To do: Write the listing below out again word for word, without a single picture.
── Dataset records ──
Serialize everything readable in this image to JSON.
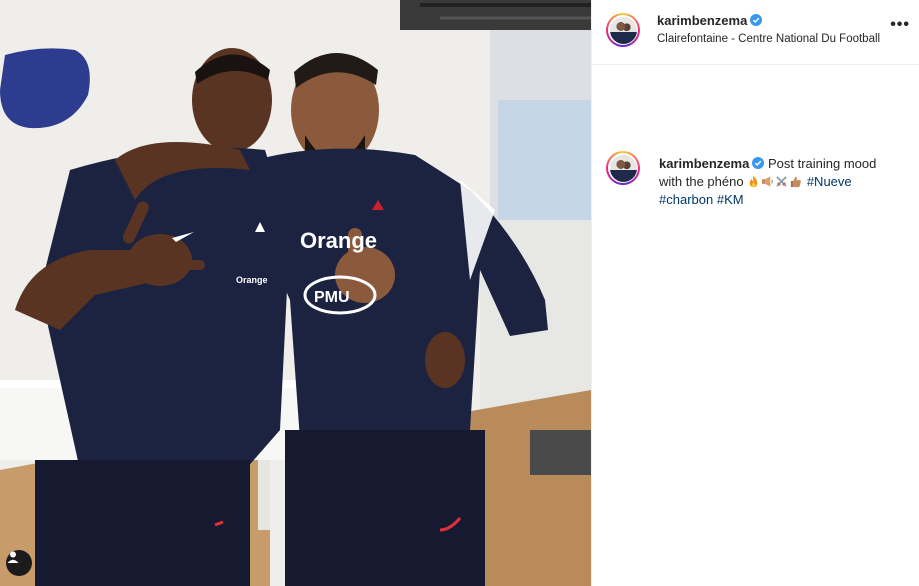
{
  "post": {
    "username": "karimbenzema",
    "verified": true,
    "location": "Clairefontaine - Centre National Du Football",
    "more_label": "•••"
  },
  "caption": {
    "username": "karimbenzema",
    "text": "Post training mood with the phéno",
    "emojis": [
      "fire-emoji",
      "speaker-emoji",
      "crossed-swords-emoji",
      "thumbs-up-emoji"
    ],
    "hashtags": [
      "#Nueve",
      "#charbon",
      "#KM"
    ]
  },
  "photo": {
    "shirt_text_left": "Orange",
    "shirt_text_right": "Orange",
    "badge_icon": "person-tag-icon"
  },
  "colors": {
    "hashtag": "#00376b",
    "verified": "#3897f0",
    "kit": "#1b2340"
  }
}
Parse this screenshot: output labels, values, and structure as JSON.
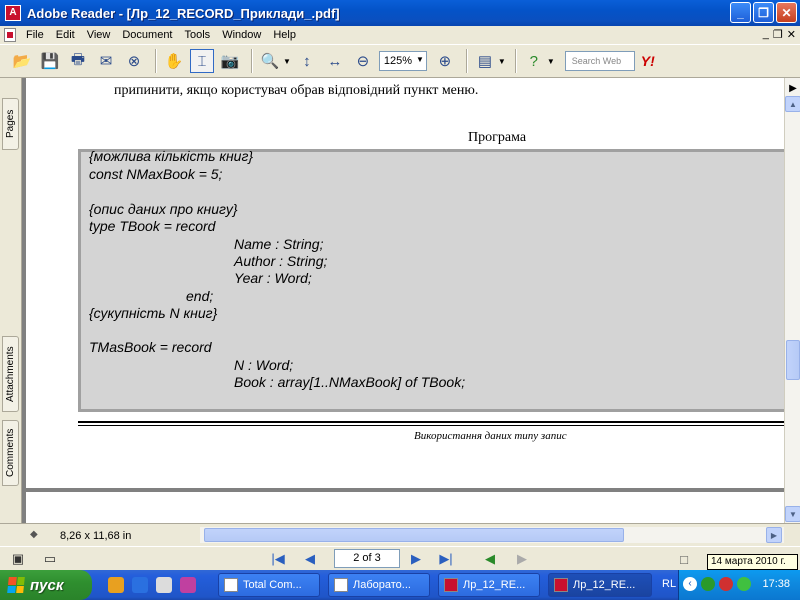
{
  "window": {
    "title": "Adobe Reader - [Лр_12_RECORD_Приклади_.pdf]"
  },
  "menu": [
    "File",
    "Edit",
    "View",
    "Document",
    "Tools",
    "Window",
    "Help"
  ],
  "toolbar": {
    "zoom": "125%",
    "search_placeholder": "Search Web"
  },
  "side_tabs": [
    "Pages",
    "Attachments",
    "Comments"
  ],
  "document": {
    "paragraph_tail": "припинити, якщо користувач обрав відповідний пункт меню.",
    "heading": "Програма",
    "code_lines": [
      "{можлива кількість книг}",
      "const NMaxBook = 5;",
      "",
      "{опис даних про книгу}",
      "type TBook = record",
      "Name : String;",
      "Author : String;",
      "Year : Word;",
      "end;",
      "{сукупність N книг}",
      "",
      "TMasBook = record",
      "N : Word;",
      "Book : array[1..NMaxBook] of TBook;"
    ],
    "caption": "Використання даних типу запис"
  },
  "status": {
    "page_size": "8,26 x 11,68 in"
  },
  "navigation": {
    "page_display": "2 of 3"
  },
  "tooltip": "14 марта 2010 г.",
  "taskbar": {
    "start_label": "пуск",
    "tasks": [
      "Total Com...",
      "Лаборато...",
      "Лр_12_RE...",
      "Лр_12_RE..."
    ],
    "language": "RL",
    "clock": "17:38"
  }
}
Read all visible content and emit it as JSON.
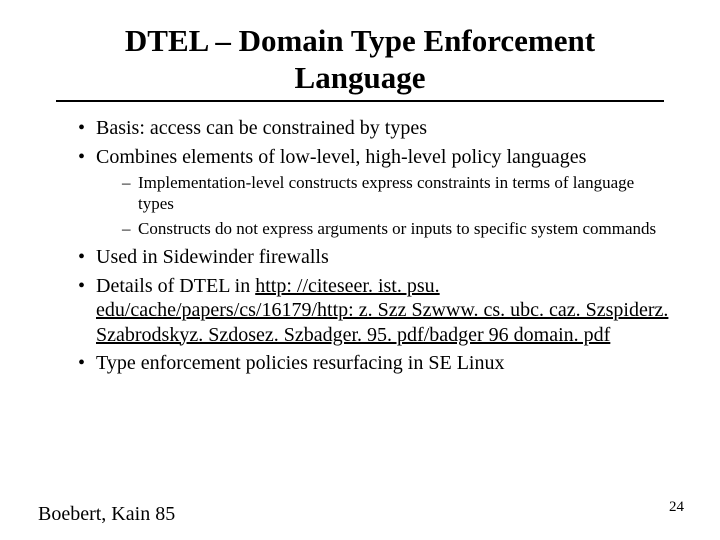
{
  "title": "DTEL – Domain Type Enforcement Language",
  "bullets": {
    "b1": "Basis: access can be constrained by types",
    "b2": "Combines elements of low-level, high-level policy languages",
    "b2_sub1": "Implementation-level constructs express constraints in terms of language types",
    "b2_sub2": "Constructs do not express arguments or inputs to specific system commands",
    "b3": "Used in Sidewinder firewalls",
    "b4_prefix": "Details of DTEL in ",
    "b4_link": "http: //citeseer. ist. psu. edu/cache/papers/cs/16179/http: z. Szz Szwww. cs. ubc. caz. Szspiderz. Szabrodskyz. Szdosez. Szbadger. 95. pdf/badger 96 domain. pdf",
    "b5": "Type enforcement policies resurfacing in SE Linux"
  },
  "footer_left": "Boebert, Kain 85",
  "page_number": "24"
}
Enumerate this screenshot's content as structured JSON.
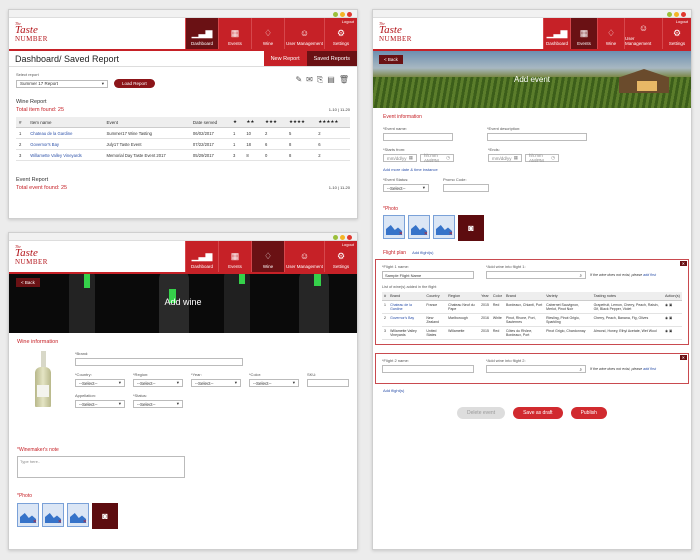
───
Reply to the exercise:
Serialize everything readable in this image to JSON.
{
  "post": {
    "username": "karimbenzema",
    "verified": true,
    "location": "Clairefontaine - Centre National Du Football",
    "more_label": "•••"
  },
  "caption": {
    "username": "karimbenzema",
    "text": "Post training mood with the phéno",
    "emojis": [
      "fire-emoji",
      "speaker-emoji",
      "crossed-swords-emoji",
      "thumbs-up-emoji"
    ],
    "hashtags": [
      "#Nueve",
      "#charbon",
      "#KM"
    ]
  },
  "photo": {
    "shirt_text_left": "Orange",
    "shirt_text_right": "Orange",
    "badge_icon": "person-tag-icon"
  },
  "colors": {
    "hashtag": "#00376b",
    "verified": "#3897f0",
    "kit": "#1b2340"
  }
}
Parse this screenshot: output labels, values, and structure as JSON.
{
  "window": {
    "title": "Adobe Reader - [Лр_12_RECORD_Приклади_.pdf]"
  },
  "menu": [
    "File",
    "Edit",
    "View",
    "Document",
    "Tools",
    "Window",
    "Help"
  ],
  "toolbar": {
    "zoom": "125%",
    "search_placeholder": "Search Web"
  },
  "side_tabs": [
    "Pages",
    "Attachments",
    "Comments"
  ],
  "document": {
    "paragraph_tail": "припинити, якщо користувач обрав відповідний пункт меню.",
    "heading": "Програма",
    "code_lines": [
      "{можлива кількість книг}",
      "const NMaxBook = 5;",
      "",
      "{опис даних про книгу}",
      "type TBook = record",
      "Name : String;",
      "Author : String;",
      "Year : Word;",
      "end;",
      "{сукупність N книг}",
      "",
      "TMasBook = record",
      "N : Word;",
      "Book : array[1..NMaxBook] of TBook;"
    ],
    "caption": "Використання даних типу запис"
  },
  "status": {
    "page_size": "8,26 x 11,68 in"
  },
  "navigation": {
    "page_display": "2 of 3"
  },
  "tooltip": "14 марта 2010 г.",
  "taskbar": {
    "start_label": "пуск",
    "tasks": [
      "Total Com...",
      "Лаборато...",
      "Лр_12_RE...",
      "Лр_12_RE..."
    ],
    "language": "RL",
    "clock": "17:38"
  }
}
Read all visible content and emit it as JSON.
{
  "title": "DTEL – Domain Type Enforcement Language",
  "bullets": {
    "b1": "Basis: access can be constrained by types",
    "b2": "Combines elements of low-level, high-level policy languages",
    "b2_sub1": "Implementation-level constructs express constraints in terms of language types",
    "b2_sub2": "Constructs do not express arguments or inputs to specific system commands",
    "b3": "Used in Sidewinder firewalls",
    "b4_prefix": "Details of DTEL in ",
    "b4_link": "http: //citeseer. ist. psu. edu/cache/papers/cs/16179/http: z. Szz Szwww. cs. ubc. caz. Szspiderz. Szabrodskyz. Szdosez. Szbadger. 95. pdf/badger 96 domain. pdf",
    "b5": "Type enforcement policies resurfacing in SE Linux"
  },
  "footer_left": "Boebert, Kain 85",
  "page_number": "24"
}
Enumerate this screenshot's content as structured JSON.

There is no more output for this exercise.